Revolutionary struggles[edit source | edit]

The population of the town took part in the struggle for national liberation. Vasil Levski organised a revolutionary committee in Gorna Oryahovitsa during the first half of 1869 and later visited the town two more times. During the preparation of the April Uprising Gorna Oryahovitsa was designated as a centre of the First Revolutionary District with Stefan Stambolov as Chief Apostle. After the failure of the April Uprising, Georgi Izmirliev "Makedoncheto" (the Macedonian), one of the local leaders, was hanged in the centre of Gorna Oryahovitsa. His last words were: "How good it is to die for the freedom of the Fatherland!" Three citizens of Gorna Oryahovitsa fought in Hristo Botev's detachment of armed volunteers and 132 people joined the Bulgarian volunteer forces during the Russo-Turkish War of Liberation. The Imperial Russian Army liberated Gorna Oryahovitsa from Ottoman rule on 26 June 1877.

Liberated Bulgaria[edit source | edit]

After the Liberation, the town developed as a significant transport (predominantly railway) centre as it is nowadays. Its proximity with the old metropolitan town of Veliko Tarnovo, tourist centre Arbanasi, the monasteries around and a great number of other sites of interest makes it a known tourist destination.

Population[edit source | edit]

Gorna Oryahovitsa
Year18871910193419461956196519751985199220012011
Population5,6897,1178,79310,48818,86326,29934,18140,70438,91435,621 ??
Highest number ?? in ??
Sources: National Statistical Institute,[1] „citypopulation.de“,[2] „pop-stat.mashke.org“,[3] Bulgarian Academy of Sciences[4]

Education[edit source | edit]

Primary Schools[edit source | edit]

High Schools[edit source | edit]

Religion[edit source | edit]

Around 85% of the citizens are Christians.

Sights[edit source | edit]

Economy[edit source | edit]

Gorna Oryahovitsa is an important producer of sugar and sugar products in Bulgaria. Apart from the major sugar factory Sugar Plants Ltd. the town also has numerous smaller firms producing sweets and pastries.

The company was founded in 1912. The company had her own thermal power plant. In the beginning, the company produced sugar confectionery, ethanol and high protein feed printing and other confectionery for the needs of food industry. In 1913 were constructed a new factory for sugar for sugar beet processing. The company made commercial relationships with other factories in Bulgaria and other countries in the Balkans. In the factory area in 1923 were built a place for alcohol range. In 1948 all factories property of "Bulgarian-Czech joint stock company for sugar industry" passed in the hands of People's republic of Bulgaria. In the years of socialism the company continued its development, buying new machines and make new units for the different products which were exported for Bulgaria, Balkans, USSR, Turkey and other countries. For the workers had transport buses (Chavdar and Setra) and for excursions one or twice of the year for the workers. On 2000 the company is privatized. In 21st century were build new factories and reconstruction of the factory and management.
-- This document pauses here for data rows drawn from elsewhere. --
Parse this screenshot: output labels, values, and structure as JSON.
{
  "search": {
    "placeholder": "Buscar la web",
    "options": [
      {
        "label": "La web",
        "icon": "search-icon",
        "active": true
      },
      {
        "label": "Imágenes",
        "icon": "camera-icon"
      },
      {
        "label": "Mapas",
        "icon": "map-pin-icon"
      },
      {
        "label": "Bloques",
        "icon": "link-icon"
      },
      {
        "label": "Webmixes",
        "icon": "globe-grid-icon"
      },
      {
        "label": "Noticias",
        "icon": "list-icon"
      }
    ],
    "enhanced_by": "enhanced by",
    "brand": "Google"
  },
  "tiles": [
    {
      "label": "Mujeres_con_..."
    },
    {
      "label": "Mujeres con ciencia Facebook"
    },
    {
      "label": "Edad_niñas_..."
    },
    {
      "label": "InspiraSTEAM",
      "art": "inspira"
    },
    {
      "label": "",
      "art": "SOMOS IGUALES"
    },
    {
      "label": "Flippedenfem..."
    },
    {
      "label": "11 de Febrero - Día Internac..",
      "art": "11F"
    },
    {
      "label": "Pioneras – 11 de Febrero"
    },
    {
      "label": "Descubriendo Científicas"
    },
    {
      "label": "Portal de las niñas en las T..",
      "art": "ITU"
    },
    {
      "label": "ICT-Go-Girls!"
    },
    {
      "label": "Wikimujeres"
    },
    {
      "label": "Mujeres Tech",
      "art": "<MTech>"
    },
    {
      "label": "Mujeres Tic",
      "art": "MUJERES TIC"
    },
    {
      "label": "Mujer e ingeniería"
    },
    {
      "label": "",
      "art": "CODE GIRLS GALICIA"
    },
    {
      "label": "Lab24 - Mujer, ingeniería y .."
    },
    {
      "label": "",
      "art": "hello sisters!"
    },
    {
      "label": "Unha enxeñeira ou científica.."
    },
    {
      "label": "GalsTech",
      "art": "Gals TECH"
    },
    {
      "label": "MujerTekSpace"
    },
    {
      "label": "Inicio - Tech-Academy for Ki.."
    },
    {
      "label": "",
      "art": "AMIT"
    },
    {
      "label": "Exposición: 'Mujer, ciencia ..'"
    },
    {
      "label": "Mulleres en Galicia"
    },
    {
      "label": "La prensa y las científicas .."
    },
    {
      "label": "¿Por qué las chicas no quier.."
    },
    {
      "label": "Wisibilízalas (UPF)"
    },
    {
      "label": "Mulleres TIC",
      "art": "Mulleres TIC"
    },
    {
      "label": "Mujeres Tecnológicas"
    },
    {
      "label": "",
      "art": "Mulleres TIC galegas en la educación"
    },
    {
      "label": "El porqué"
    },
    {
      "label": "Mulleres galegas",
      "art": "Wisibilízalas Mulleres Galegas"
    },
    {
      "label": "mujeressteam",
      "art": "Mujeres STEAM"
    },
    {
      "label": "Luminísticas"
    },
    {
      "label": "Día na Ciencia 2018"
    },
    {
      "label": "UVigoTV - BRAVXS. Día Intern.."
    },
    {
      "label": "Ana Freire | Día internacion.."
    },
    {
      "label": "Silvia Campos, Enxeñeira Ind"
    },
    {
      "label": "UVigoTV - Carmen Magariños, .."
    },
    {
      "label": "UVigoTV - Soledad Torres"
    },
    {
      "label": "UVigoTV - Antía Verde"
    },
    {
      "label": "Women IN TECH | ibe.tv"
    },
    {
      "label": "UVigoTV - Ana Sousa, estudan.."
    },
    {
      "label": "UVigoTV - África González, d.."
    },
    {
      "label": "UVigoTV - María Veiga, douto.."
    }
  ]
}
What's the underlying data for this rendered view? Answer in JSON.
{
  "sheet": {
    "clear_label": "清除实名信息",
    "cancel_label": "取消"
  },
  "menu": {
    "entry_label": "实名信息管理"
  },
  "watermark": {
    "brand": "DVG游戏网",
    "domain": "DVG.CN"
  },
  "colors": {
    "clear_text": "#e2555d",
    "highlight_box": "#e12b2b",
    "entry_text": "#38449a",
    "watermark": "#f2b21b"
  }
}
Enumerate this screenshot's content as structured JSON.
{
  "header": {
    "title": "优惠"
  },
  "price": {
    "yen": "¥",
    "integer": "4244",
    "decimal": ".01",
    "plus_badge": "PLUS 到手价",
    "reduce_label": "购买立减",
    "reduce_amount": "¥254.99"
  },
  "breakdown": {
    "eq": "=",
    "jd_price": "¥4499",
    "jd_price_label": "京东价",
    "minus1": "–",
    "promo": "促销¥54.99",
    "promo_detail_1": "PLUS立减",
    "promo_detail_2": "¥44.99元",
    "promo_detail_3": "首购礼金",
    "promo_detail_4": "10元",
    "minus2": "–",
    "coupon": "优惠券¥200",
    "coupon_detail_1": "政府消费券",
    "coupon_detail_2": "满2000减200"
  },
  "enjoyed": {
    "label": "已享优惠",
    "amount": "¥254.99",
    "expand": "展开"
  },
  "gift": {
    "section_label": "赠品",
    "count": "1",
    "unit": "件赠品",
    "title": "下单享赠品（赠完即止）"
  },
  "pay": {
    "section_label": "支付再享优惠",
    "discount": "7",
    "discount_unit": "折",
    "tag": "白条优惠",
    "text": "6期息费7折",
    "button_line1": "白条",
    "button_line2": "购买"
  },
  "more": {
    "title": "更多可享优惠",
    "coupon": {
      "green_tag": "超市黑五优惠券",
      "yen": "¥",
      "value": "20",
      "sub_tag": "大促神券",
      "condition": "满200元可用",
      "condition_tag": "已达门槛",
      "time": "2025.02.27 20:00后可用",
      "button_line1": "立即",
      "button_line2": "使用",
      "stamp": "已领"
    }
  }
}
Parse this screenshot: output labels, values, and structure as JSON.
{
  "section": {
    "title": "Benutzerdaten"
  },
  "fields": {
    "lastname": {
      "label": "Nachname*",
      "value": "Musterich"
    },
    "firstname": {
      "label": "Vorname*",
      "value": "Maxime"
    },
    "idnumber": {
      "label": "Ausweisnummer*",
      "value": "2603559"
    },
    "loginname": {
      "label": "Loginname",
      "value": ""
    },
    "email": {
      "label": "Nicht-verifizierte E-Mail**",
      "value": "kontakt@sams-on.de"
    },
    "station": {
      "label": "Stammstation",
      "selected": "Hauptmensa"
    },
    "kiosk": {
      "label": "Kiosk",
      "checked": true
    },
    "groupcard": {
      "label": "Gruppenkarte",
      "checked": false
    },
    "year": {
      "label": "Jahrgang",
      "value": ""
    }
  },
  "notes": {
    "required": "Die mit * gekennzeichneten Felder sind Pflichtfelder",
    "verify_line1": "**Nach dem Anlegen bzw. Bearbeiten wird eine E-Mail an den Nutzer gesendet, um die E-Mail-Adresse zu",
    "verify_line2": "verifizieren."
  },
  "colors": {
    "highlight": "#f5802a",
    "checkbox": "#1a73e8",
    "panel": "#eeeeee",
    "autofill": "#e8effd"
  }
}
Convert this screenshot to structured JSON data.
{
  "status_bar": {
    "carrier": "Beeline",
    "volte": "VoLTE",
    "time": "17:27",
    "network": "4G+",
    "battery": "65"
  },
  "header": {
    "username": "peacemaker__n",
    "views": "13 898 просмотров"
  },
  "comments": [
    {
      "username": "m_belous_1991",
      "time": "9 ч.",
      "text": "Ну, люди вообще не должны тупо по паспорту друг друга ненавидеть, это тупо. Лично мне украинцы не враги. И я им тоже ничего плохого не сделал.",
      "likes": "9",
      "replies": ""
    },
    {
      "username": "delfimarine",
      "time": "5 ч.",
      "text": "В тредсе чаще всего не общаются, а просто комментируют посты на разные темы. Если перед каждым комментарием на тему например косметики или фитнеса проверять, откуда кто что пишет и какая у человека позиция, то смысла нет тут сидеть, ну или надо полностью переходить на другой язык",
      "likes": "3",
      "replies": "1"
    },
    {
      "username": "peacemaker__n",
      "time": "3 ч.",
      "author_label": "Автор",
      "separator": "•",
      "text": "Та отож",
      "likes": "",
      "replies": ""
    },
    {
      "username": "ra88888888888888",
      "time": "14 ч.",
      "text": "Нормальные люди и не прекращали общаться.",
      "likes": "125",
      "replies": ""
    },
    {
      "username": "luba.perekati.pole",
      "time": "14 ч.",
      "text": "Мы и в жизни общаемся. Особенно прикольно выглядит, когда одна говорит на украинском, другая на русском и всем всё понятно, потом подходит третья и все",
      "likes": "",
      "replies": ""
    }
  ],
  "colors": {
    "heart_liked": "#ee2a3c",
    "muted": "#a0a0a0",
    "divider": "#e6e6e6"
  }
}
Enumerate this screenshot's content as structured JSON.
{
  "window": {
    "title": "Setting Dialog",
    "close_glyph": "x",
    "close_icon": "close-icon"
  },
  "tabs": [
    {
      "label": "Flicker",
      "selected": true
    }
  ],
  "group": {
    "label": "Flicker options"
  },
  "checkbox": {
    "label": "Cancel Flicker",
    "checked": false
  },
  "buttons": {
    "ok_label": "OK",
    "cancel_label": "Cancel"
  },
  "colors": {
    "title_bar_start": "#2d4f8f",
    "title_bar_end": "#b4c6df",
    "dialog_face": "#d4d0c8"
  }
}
Today in the factory works around 800 people and the company is in the Sofia Stock Exchange.

Town partnerships[edit source | edit]

Gorna Oryahovitsa maintains partnership links with the following places:

Culture[edit source | edit]

During the last 15 years, Gorna Oryahovitsa has been developing an intensive festive activity. Some of the major yearly events are:

Sport[edit source | edit]

The town has a well-developed sport centre as the major sports practiced are:

Transport[edit source | edit]

Gorna Oryahovitsa railway station

Gorna Oryahovitsa is a major railway junction in northern Bulgaria. In the town is one of the six international airports in Bulgaria—Gorna Oryahovitsa Airport, with flight to or from Sofia taking about 30 minutes.

Distances from Gorna Oryahovitsa:

Notable citizens[edit source | edit]

References[edit source | edit]

Notes

External links[edit source | edit]